Romney scored by reciting a litany of places in the Middle East that Obama had visited early in his Presidency while skipping Israel. He quoted Obama as saying that America would no longer dictate to other nations. Romney said, "We have not dictated to other nations, we have freed other nations from dictators."

At the three-quarter mark, 10:00, Obama was in full attack mode. He realized he was not having a good night - that the challenger was more than holding his own - defaulted to playing the "I killed bin Laden" card.

Also, by 10:00 pm Eastern, the San Francisco Giants were more than holding their own as well leading the St. Louis Cardinals 7-0 in the bottom of the fifth.

It took until 10:15 before the conversation went anywhere in the world beyond the Middle East and Africa. China.

Romney called for treating China as a full partner, but only if they play by the rules; that he would label the Chinese a currency manipulator.

Schieffer asked Romney if he weren't risking a trade war with China. Romney answered that because we buy so much more from China than China buys from us, they don't want - and can't afford a trade war with us.

Romney's point that our trade imbalance gives us the upper hand to get China to get in line.

Obama responded with what sounded like a sophomoric reprise of the last debate that Romney knows about how China does business because he (Romney) had invested in businesses there.

This was one of those answers that supporters of each man probably thought their guy won.

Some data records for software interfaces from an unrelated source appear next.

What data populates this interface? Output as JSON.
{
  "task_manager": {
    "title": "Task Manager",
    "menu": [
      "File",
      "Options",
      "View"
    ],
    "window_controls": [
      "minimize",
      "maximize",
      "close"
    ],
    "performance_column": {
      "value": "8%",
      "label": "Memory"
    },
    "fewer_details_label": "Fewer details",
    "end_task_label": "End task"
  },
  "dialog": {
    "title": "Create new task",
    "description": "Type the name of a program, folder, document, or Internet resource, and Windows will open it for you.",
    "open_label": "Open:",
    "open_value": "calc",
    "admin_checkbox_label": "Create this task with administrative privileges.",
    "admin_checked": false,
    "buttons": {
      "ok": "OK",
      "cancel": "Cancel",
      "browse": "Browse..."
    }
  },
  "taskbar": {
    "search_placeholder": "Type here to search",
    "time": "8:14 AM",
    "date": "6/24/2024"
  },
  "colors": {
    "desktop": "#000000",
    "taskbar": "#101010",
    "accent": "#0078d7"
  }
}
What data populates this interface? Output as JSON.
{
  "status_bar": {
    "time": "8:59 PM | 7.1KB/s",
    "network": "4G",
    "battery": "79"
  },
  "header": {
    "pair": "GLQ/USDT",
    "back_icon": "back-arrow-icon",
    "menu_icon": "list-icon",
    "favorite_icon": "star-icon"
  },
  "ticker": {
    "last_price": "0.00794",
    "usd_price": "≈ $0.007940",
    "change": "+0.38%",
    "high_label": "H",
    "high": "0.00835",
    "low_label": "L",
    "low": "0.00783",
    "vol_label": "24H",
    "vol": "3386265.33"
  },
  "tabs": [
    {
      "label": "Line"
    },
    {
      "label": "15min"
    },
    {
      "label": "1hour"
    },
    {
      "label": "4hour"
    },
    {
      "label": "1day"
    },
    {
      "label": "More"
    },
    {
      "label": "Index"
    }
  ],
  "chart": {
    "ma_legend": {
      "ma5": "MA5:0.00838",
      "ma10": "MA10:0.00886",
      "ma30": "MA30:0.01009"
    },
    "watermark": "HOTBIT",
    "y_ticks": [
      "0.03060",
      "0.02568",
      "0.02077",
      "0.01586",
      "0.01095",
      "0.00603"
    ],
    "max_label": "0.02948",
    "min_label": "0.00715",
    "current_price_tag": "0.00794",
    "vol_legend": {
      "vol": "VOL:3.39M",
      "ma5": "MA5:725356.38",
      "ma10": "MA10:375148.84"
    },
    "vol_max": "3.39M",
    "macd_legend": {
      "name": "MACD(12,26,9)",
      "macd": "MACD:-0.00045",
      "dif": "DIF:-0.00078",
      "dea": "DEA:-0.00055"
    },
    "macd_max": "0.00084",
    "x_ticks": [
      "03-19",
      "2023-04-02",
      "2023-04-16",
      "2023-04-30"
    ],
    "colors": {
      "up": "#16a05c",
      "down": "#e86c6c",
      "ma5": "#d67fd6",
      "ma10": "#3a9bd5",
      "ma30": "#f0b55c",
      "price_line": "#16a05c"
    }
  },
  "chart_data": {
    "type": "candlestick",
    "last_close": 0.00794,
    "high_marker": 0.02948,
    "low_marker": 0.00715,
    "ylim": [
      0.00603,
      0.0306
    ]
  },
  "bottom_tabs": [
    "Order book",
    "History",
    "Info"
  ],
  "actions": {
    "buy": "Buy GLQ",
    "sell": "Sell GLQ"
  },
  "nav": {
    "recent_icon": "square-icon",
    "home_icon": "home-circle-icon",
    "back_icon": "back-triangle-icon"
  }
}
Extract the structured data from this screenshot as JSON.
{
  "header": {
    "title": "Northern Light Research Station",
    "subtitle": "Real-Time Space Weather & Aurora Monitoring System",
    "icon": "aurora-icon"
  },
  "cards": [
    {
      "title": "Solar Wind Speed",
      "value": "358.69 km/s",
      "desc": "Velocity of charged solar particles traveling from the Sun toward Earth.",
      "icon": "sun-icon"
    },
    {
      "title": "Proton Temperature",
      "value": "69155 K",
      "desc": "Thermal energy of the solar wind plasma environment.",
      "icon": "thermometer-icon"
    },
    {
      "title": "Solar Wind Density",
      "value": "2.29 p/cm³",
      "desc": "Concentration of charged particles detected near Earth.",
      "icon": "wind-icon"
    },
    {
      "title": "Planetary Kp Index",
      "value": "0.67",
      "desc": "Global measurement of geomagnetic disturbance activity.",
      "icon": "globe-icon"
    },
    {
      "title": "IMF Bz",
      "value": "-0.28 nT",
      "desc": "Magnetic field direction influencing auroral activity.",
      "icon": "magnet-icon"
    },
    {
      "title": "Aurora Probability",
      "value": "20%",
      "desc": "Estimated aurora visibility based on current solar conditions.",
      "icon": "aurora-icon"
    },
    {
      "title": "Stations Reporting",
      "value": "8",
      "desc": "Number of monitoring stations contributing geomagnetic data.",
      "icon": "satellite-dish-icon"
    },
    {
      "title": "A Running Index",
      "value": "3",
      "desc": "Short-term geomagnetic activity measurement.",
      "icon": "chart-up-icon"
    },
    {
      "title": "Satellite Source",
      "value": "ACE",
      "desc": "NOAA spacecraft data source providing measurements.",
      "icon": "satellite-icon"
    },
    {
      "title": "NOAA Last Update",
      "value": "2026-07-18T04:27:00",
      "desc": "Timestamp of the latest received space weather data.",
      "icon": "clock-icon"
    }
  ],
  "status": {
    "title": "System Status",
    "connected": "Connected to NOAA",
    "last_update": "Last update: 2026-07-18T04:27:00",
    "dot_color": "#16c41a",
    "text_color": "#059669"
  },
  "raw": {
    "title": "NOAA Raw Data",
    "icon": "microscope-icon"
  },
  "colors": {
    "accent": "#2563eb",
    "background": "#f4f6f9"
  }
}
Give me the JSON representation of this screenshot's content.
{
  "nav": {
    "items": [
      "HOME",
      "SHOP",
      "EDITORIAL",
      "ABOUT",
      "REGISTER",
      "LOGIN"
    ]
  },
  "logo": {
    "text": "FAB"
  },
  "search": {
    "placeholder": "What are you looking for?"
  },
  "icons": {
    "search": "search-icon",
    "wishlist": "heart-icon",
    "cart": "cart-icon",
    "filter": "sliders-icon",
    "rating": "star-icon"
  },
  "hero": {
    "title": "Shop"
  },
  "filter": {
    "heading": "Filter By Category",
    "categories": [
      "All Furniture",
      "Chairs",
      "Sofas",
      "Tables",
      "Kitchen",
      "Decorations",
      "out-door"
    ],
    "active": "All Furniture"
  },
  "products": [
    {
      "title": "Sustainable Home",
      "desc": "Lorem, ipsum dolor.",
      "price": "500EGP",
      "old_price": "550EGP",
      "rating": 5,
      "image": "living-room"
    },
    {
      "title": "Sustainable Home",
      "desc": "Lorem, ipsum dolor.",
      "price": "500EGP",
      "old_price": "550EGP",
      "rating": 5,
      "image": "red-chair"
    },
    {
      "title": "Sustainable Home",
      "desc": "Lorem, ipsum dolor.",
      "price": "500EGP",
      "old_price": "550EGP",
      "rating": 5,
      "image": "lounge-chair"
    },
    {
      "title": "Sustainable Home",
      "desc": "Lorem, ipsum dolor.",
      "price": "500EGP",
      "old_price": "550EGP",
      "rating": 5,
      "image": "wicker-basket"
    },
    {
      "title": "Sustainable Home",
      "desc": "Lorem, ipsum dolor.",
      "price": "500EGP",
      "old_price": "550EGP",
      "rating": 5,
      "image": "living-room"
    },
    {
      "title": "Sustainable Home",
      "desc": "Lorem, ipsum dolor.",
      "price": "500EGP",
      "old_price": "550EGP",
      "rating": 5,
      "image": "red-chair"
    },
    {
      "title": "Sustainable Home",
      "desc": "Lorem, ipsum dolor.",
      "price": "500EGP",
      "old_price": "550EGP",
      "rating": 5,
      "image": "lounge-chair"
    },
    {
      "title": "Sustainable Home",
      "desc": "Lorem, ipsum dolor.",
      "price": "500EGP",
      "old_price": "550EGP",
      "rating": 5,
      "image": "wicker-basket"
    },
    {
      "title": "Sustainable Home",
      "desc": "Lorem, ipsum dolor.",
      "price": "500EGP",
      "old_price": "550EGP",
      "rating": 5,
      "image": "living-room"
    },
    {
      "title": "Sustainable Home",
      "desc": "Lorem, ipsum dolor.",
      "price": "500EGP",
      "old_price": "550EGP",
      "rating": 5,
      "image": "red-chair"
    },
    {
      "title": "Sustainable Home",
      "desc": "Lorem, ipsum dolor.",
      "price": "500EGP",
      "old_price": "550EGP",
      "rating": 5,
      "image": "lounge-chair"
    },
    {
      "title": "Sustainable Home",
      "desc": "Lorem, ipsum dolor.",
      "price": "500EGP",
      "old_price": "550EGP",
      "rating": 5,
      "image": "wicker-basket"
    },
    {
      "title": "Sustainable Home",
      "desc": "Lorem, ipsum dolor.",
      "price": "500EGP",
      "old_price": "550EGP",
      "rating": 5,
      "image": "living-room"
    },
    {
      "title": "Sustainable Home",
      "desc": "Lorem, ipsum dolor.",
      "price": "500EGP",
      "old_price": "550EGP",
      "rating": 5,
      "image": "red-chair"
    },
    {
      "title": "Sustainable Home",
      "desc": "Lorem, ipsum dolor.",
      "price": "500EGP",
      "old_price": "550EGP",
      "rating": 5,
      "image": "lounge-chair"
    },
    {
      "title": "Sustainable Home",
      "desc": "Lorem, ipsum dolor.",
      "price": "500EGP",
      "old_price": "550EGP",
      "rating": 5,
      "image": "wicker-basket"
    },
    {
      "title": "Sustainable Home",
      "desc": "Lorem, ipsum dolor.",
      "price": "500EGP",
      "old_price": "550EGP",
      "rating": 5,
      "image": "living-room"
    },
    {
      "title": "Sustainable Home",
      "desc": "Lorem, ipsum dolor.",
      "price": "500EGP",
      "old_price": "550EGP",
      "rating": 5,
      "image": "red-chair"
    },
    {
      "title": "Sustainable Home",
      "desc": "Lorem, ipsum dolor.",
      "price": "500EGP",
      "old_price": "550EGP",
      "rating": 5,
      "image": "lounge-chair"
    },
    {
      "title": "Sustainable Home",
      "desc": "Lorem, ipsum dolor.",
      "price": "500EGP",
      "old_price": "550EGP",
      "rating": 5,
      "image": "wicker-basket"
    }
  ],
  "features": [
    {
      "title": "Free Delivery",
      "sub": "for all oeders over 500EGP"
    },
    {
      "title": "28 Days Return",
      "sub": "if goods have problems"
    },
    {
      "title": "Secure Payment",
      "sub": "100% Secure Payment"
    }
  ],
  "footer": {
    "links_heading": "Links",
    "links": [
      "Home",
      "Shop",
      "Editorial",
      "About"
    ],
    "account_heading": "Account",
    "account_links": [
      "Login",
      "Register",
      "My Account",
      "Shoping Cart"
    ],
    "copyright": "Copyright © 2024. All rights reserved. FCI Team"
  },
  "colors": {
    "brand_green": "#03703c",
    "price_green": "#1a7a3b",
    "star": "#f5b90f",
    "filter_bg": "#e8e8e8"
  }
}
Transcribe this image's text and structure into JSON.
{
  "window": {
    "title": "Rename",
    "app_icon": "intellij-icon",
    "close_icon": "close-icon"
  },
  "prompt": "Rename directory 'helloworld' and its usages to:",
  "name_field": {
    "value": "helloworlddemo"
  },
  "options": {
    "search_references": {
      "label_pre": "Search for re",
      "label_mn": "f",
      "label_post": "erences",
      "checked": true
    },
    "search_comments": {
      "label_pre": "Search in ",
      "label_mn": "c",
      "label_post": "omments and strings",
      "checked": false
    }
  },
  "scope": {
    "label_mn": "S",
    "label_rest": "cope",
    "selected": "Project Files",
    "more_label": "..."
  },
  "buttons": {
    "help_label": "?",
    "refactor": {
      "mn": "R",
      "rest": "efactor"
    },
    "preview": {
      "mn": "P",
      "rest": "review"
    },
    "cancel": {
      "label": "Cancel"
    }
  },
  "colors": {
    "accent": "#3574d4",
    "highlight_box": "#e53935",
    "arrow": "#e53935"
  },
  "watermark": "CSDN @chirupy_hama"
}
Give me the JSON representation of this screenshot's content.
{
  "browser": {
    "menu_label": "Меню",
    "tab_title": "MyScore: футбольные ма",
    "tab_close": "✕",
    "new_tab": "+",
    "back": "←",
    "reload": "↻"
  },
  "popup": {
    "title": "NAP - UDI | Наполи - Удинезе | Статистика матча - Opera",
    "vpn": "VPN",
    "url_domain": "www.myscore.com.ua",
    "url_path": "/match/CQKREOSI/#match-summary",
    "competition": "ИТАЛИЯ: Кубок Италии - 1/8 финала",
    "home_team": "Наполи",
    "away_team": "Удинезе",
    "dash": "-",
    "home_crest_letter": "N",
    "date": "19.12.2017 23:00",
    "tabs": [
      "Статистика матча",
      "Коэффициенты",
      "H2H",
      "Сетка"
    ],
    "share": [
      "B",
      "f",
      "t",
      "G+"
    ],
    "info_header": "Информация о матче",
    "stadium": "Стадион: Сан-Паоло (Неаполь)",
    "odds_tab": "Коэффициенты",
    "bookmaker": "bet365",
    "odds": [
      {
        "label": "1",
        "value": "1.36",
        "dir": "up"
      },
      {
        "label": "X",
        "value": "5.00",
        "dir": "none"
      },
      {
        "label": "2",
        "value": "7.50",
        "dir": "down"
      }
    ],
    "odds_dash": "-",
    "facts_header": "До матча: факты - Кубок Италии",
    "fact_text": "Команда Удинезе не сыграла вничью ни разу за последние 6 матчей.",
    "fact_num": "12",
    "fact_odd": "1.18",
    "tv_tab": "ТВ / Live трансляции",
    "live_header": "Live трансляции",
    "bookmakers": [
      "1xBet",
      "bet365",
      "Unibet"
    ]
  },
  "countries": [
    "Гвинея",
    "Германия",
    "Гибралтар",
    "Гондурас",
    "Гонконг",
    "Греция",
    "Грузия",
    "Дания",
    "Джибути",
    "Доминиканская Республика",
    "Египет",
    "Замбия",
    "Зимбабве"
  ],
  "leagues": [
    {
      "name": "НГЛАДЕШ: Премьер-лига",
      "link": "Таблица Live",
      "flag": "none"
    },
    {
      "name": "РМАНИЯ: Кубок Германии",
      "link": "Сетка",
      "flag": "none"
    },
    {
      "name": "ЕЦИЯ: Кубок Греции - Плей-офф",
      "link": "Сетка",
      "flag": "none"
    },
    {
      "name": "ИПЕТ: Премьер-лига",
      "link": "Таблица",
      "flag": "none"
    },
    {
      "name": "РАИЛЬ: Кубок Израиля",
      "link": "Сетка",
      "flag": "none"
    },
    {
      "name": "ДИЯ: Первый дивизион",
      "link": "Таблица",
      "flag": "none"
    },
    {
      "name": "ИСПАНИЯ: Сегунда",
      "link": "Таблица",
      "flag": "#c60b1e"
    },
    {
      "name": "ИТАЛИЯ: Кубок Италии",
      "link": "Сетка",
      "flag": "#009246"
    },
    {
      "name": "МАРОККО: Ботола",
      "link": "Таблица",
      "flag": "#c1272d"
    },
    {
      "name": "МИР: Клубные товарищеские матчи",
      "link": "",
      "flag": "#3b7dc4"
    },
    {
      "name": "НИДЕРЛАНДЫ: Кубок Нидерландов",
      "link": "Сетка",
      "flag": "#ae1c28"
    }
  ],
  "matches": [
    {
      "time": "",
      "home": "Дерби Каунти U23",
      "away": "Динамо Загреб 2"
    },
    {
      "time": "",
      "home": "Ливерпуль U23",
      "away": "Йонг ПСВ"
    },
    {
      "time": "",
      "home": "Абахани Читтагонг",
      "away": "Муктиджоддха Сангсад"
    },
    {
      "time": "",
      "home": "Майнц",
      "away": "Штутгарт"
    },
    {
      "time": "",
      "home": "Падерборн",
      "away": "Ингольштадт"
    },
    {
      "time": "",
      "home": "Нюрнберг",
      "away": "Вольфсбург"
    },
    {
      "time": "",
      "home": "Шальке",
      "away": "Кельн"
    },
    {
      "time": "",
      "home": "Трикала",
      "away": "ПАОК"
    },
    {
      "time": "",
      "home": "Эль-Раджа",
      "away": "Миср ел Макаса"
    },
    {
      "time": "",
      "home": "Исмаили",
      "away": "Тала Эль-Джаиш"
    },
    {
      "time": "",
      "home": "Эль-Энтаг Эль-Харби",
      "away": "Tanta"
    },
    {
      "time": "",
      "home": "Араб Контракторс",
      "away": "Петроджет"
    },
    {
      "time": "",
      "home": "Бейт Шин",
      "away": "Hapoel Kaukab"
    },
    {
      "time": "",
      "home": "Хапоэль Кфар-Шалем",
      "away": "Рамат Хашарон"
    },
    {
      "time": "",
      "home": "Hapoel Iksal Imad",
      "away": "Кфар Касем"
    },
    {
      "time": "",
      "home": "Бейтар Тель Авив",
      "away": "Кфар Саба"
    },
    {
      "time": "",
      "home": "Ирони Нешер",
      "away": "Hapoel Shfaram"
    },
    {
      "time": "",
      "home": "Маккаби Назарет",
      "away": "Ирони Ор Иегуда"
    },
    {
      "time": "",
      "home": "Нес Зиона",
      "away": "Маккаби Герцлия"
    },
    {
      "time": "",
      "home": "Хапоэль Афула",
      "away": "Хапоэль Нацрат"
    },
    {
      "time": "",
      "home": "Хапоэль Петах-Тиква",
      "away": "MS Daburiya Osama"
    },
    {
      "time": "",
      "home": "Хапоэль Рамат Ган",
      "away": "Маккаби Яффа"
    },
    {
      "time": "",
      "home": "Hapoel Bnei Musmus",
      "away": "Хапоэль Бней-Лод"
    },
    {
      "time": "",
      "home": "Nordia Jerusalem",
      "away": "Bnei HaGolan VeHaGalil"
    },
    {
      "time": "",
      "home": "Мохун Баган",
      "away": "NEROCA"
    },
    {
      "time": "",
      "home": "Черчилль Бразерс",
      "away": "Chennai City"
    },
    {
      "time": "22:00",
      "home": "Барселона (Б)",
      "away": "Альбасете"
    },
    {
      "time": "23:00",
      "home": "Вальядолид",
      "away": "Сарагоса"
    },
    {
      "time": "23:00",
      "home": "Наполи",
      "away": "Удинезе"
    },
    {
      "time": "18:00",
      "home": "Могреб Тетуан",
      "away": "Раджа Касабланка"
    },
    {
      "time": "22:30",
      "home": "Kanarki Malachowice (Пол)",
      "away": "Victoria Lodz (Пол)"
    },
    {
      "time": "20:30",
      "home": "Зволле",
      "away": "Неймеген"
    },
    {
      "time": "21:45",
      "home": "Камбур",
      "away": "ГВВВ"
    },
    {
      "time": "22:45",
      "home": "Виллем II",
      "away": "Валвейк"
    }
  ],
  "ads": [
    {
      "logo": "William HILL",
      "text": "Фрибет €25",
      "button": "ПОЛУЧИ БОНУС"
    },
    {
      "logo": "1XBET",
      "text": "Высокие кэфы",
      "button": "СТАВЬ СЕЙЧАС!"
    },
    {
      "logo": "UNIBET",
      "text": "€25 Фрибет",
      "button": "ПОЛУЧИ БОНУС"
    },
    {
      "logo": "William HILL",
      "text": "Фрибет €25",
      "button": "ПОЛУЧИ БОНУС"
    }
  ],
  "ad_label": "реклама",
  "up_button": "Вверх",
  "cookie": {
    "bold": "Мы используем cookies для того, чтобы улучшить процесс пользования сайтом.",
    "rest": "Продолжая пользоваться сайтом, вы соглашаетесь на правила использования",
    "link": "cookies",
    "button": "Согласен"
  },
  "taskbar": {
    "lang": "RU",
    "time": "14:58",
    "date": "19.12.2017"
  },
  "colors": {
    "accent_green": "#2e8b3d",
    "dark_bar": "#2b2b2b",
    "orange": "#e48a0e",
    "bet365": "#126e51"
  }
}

For the last 10 minutes the two men argued over domestic policy - the auto industry; jobs; food stamps; the debt; and, unemployment.

At 10:28 Bob Schieffer - who did a wonderful job - ended the debate and called for closing statements.

Romney won.

Rich Galen

Rich Galen has been a press secretary to Dan Quayle and Newt Gingrich. Rich Galen currently works as a journalist and writes at